The weekly Parsha – Parshas Bamidbar

This week’s Torah portion of Bamidbar has a particular relevance to the festival of Shavuot. We can find this connection in the opening words of the portion, where G-d commands, “Count the number of all the congregation of the Children of Israel.”
Rashi comments on the command: “Because they [the Children of Israel] are dear to Him, He counts them all the time: when they went forth from Egypt He counted them; when they fell because of [the sin of] the Golden Calf, He counted them; when He was about to make His Presence dwell among them (i.e., in the Tabernacle) He counted them.”
When things are counted, they stand in a relation of equality; the greatest man and the least are each counted once; no more, no less. And since, as Rashi tells us, the census was a token of G-d’s love, it must have been a gesture towards that which is equal in every Jew. Not his intellect, not his moral standing, but his essence: his Jewish soul. So the point of the census was to bring the soul of each Jew into prominence, to the surface of awareness.
Rashi writes that G-d counts His people all the time; and yet, as Rashi himself points out, they were counted only three times in the first year and once the month after leaving Egypt. Then they were counted only once more during their wanderings in the wilderness, and subsequently only at very infrequent intervals (according to a Midrash, only a total of nine times until today, and the tenth time will be when Moshiach comes). But, if the point of the counting was to reveal the essence of each Jewish soul, then this revelation has a depth which places it beyond the erosion of time – it is operative, literally, all the time.
The differences between the three countings which Rashi mentions were evolutionary stages in a process of revelation. In the first, the Jewish soul was awakened by the love of G-d; in the second, it began to work its influence on the external life of the Israelites; and in the third, it finally suffused all their actions.
The first census was on the Israelites’ departure from Egypt, and it aroused their spirit of self-sacrifice to the extent that they followed G-d into a barren wilderness. But it left their emotions untouched.
The second was prior to building the Tabernacle. It reached their intel-lect and emotions, because they were preparing for the work that was to bring G-d’s Presence into their midst. But still the impetus came from outside: G-d’s command set them to their work, not inner compunction.
But with the third census came the actual service of the Tabernacle, when the Israelites – by their own actions – brought G-d into their midst. Then all their actions were a testimony to the union of the Jewish soul with G-d.
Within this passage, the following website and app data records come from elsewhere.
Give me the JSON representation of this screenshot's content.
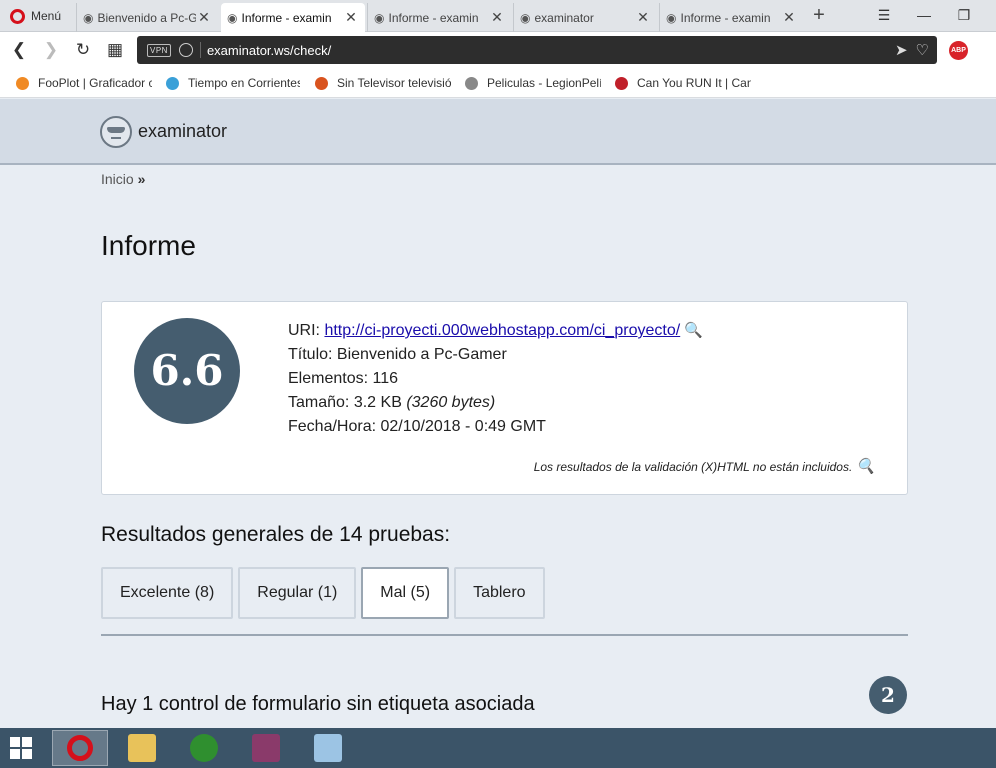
{
  "browser": {
    "menu_label": "Menú",
    "tabs": [
      {
        "label": "Bienvenido a Pc-G",
        "active": false
      },
      {
        "label": "Informe - examin",
        "active": true
      },
      {
        "label": "Informe - examin",
        "active": false
      },
      {
        "label": "examinator",
        "active": false
      },
      {
        "label": "Informe - examin",
        "active": false
      }
    ],
    "url": "examinator.ws/check/",
    "vpn_label": "VPN",
    "adblock_label": "ABP",
    "bookmarks": [
      {
        "label": "FooPlot | Graficador c",
        "color": "#f08a24"
      },
      {
        "label": "Tiempo en Corrientes",
        "color": "#3aa0d8"
      },
      {
        "label": "Sin Televisor televisió",
        "color": "#d9531e"
      },
      {
        "label": "Peliculas - LegionPelí",
        "color": "#888888"
      },
      {
        "label": "Can You RUN It | Can",
        "color": "#c0202a"
      }
    ]
  },
  "site": {
    "name": "examinator",
    "breadcrumb": {
      "home": "Inicio",
      "separator": "»"
    },
    "page_title": "Informe"
  },
  "report": {
    "score": "6.6",
    "uri_label": "URI:",
    "uri": "http://ci-proyecti.000webhostapp.com/ci_proyecto/",
    "title_label": "Título:",
    "title": "Bienvenido a Pc-Gamer",
    "elements_label": "Elementos:",
    "elements": "116",
    "size_label": "Tamaño:",
    "size": "3.2 KB",
    "size_bytes": "(3260 bytes)",
    "datetime_label": "Fecha/Hora:",
    "datetime": "02/10/2018 - 0:49 GMT",
    "note": "Los resultados de la validación (X)HTML no están incluidos."
  },
  "results": {
    "heading": "Resultados generales de 14 pruebas:",
    "tabs": [
      {
        "label": "Excelente (8)",
        "active": false
      },
      {
        "label": "Regular (1)",
        "active": false
      },
      {
        "label": "Mal (5)",
        "active": true
      },
      {
        "label": "Tablero",
        "active": false
      }
    ],
    "first_issue": {
      "heading": "Hay 1 control de formulario sin etiqueta asociada",
      "count": "2"
    }
  },
  "taskbar": {
    "apps": [
      {
        "name": "opera",
        "color": "#d5101b",
        "active": true
      },
      {
        "name": "file-explorer",
        "color": "#e8c25a",
        "active": false
      },
      {
        "name": "media-app",
        "color": "#2f8f2f",
        "active": false
      },
      {
        "name": "winrar",
        "color": "#8a3a6a",
        "active": false
      },
      {
        "name": "notepad-app",
        "color": "#9cc4e4",
        "active": false
      }
    ]
  }
}
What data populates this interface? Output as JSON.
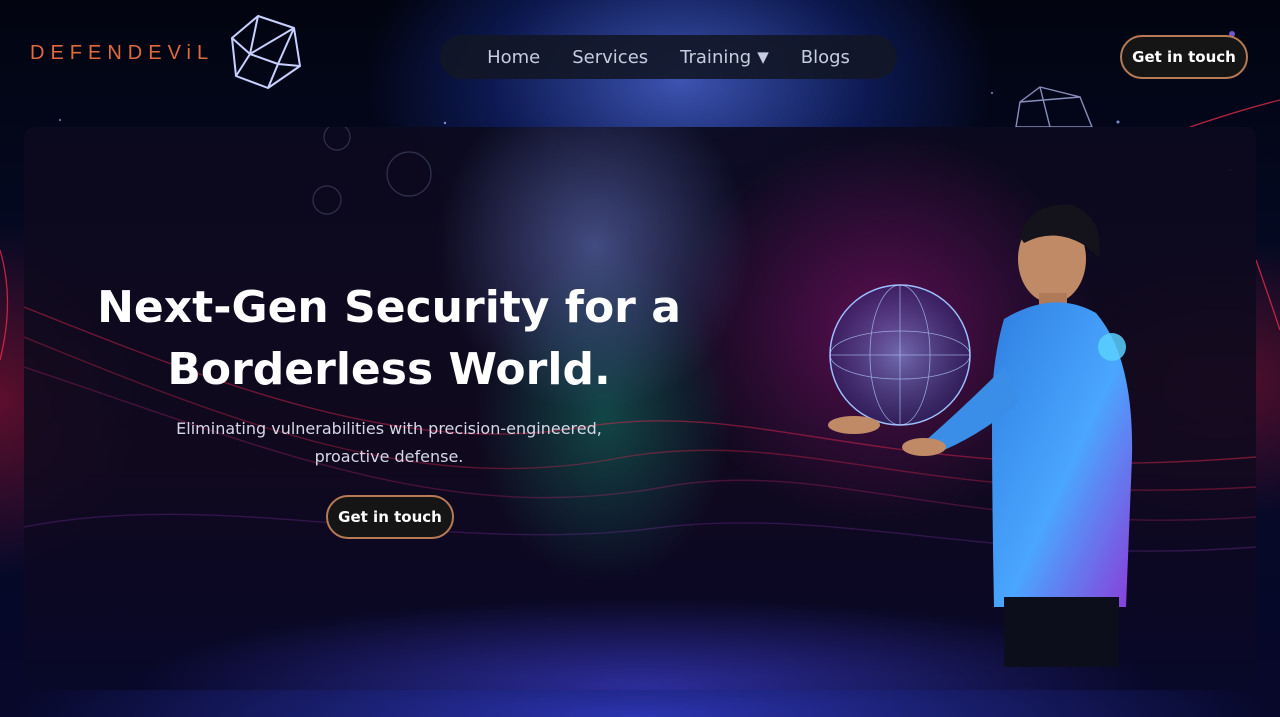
{
  "brand": {
    "name": "DEFENDEViL",
    "logo_icon": "geodesic-polyhedron-icon",
    "brand_color": "#e06a3c"
  },
  "nav": {
    "items": [
      {
        "label": "Home"
      },
      {
        "label": "Services"
      },
      {
        "label": "Training",
        "has_dropdown": true,
        "caret": "▼"
      },
      {
        "label": "Blogs"
      }
    ]
  },
  "header": {
    "cta_label": "Get in touch"
  },
  "hero": {
    "headline_line1": "Next-Gen Security for a",
    "headline_line2": "Borderless World.",
    "subtext_line1": "Eliminating vulnerabilities with precision-engineered,",
    "subtext_line2": "proactive defense.",
    "cta_label": "Get in touch",
    "image": "man-holding-holographic-globe"
  },
  "colors": {
    "accent_border": "#b77a55",
    "nav_bg": "#12162a",
    "text": "#ffffff"
  }
}
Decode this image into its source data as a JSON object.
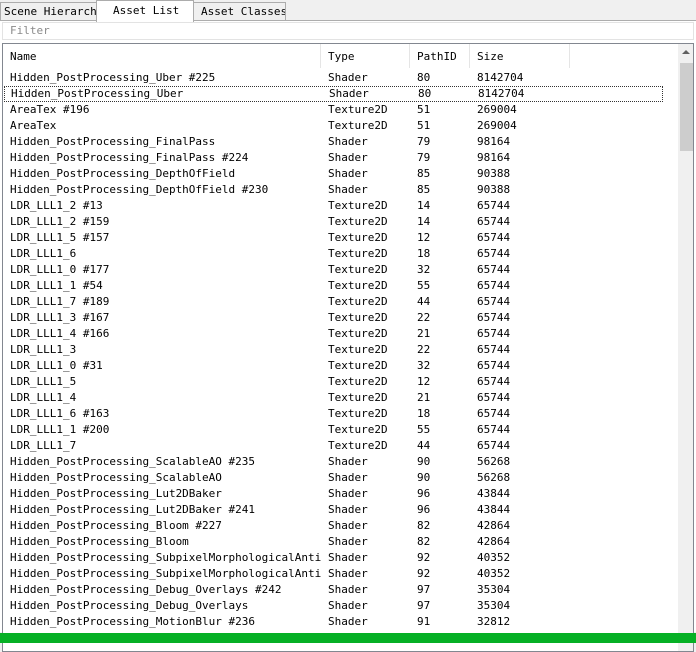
{
  "tabs": [
    {
      "label": "Scene Hierarchy"
    },
    {
      "label": "Asset List"
    },
    {
      "label": "Asset Classes"
    }
  ],
  "filter": {
    "placeholder": "Filter"
  },
  "columns": [
    "Name",
    "Type",
    "PathID",
    "Size"
  ],
  "rows": [
    [
      "Hidden_PostProcessing_Uber #225",
      "Shader",
      "80",
      "8142704"
    ],
    [
      "Hidden_PostProcessing_Uber",
      "Shader",
      "80",
      "8142704"
    ],
    [
      "AreaTex #196",
      "Texture2D",
      "51",
      "269004"
    ],
    [
      "AreaTex",
      "Texture2D",
      "51",
      "269004"
    ],
    [
      "Hidden_PostProcessing_FinalPass",
      "Shader",
      "79",
      "98164"
    ],
    [
      "Hidden_PostProcessing_FinalPass #224",
      "Shader",
      "79",
      "98164"
    ],
    [
      "Hidden_PostProcessing_DepthOfField",
      "Shader",
      "85",
      "90388"
    ],
    [
      "Hidden_PostProcessing_DepthOfField #230",
      "Shader",
      "85",
      "90388"
    ],
    [
      "LDR_LLL1_2 #13",
      "Texture2D",
      "14",
      "65744"
    ],
    [
      "LDR_LLL1_2 #159",
      "Texture2D",
      "14",
      "65744"
    ],
    [
      "LDR_LLL1_5 #157",
      "Texture2D",
      "12",
      "65744"
    ],
    [
      "LDR_LLL1_6",
      "Texture2D",
      "18",
      "65744"
    ],
    [
      "LDR_LLL1_0 #177",
      "Texture2D",
      "32",
      "65744"
    ],
    [
      "LDR_LLL1_1 #54",
      "Texture2D",
      "55",
      "65744"
    ],
    [
      "LDR_LLL1_7 #189",
      "Texture2D",
      "44",
      "65744"
    ],
    [
      "LDR_LLL1_3 #167",
      "Texture2D",
      "22",
      "65744"
    ],
    [
      "LDR_LLL1_4 #166",
      "Texture2D",
      "21",
      "65744"
    ],
    [
      "LDR_LLL1_3",
      "Texture2D",
      "22",
      "65744"
    ],
    [
      "LDR_LLL1_0 #31",
      "Texture2D",
      "32",
      "65744"
    ],
    [
      "LDR_LLL1_5",
      "Texture2D",
      "12",
      "65744"
    ],
    [
      "LDR_LLL1_4",
      "Texture2D",
      "21",
      "65744"
    ],
    [
      "LDR_LLL1_6 #163",
      "Texture2D",
      "18",
      "65744"
    ],
    [
      "LDR_LLL1_1 #200",
      "Texture2D",
      "55",
      "65744"
    ],
    [
      "LDR_LLL1_7",
      "Texture2D",
      "44",
      "65744"
    ],
    [
      "Hidden_PostProcessing_ScalableAO #235",
      "Shader",
      "90",
      "56268"
    ],
    [
      "Hidden_PostProcessing_ScalableAO",
      "Shader",
      "90",
      "56268"
    ],
    [
      "Hidden_PostProcessing_Lut2DBaker",
      "Shader",
      "96",
      "43844"
    ],
    [
      "Hidden_PostProcessing_Lut2DBaker #241",
      "Shader",
      "96",
      "43844"
    ],
    [
      "Hidden_PostProcessing_Bloom #227",
      "Shader",
      "82",
      "42864"
    ],
    [
      "Hidden_PostProcessing_Bloom",
      "Shader",
      "82",
      "42864"
    ],
    [
      "Hidden_PostProcessing_SubpixelMorphologicalAntia...",
      "Shader",
      "92",
      "40352"
    ],
    [
      "Hidden_PostProcessing_SubpixelMorphologicalAntia...",
      "Shader",
      "92",
      "40352"
    ],
    [
      "Hidden_PostProcessing_Debug_Overlays #242",
      "Shader",
      "97",
      "35304"
    ],
    [
      "Hidden_PostProcessing_Debug_Overlays",
      "Shader",
      "97",
      "35304"
    ],
    [
      "Hidden_PostProcessing_MotionBlur #236",
      "Shader",
      "91",
      "32812"
    ]
  ],
  "colors": {
    "status_bar": "#06b025",
    "selection_focus": "#333333"
  },
  "icons": [
    "scroll-up-arrow-icon"
  ]
}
In this way, the connection between Bamidbar and Shavuot becomes clear. When the Torah was given, Israel and G-d were united in such a way that G-d sent down His revelation from above; and the Children of Israel were themselves elevated. And we read, in preparation for our annual re-creation of the event, the portion which tells us of the third census when the two modes of revelation are brought together. Moshiach NOW!!!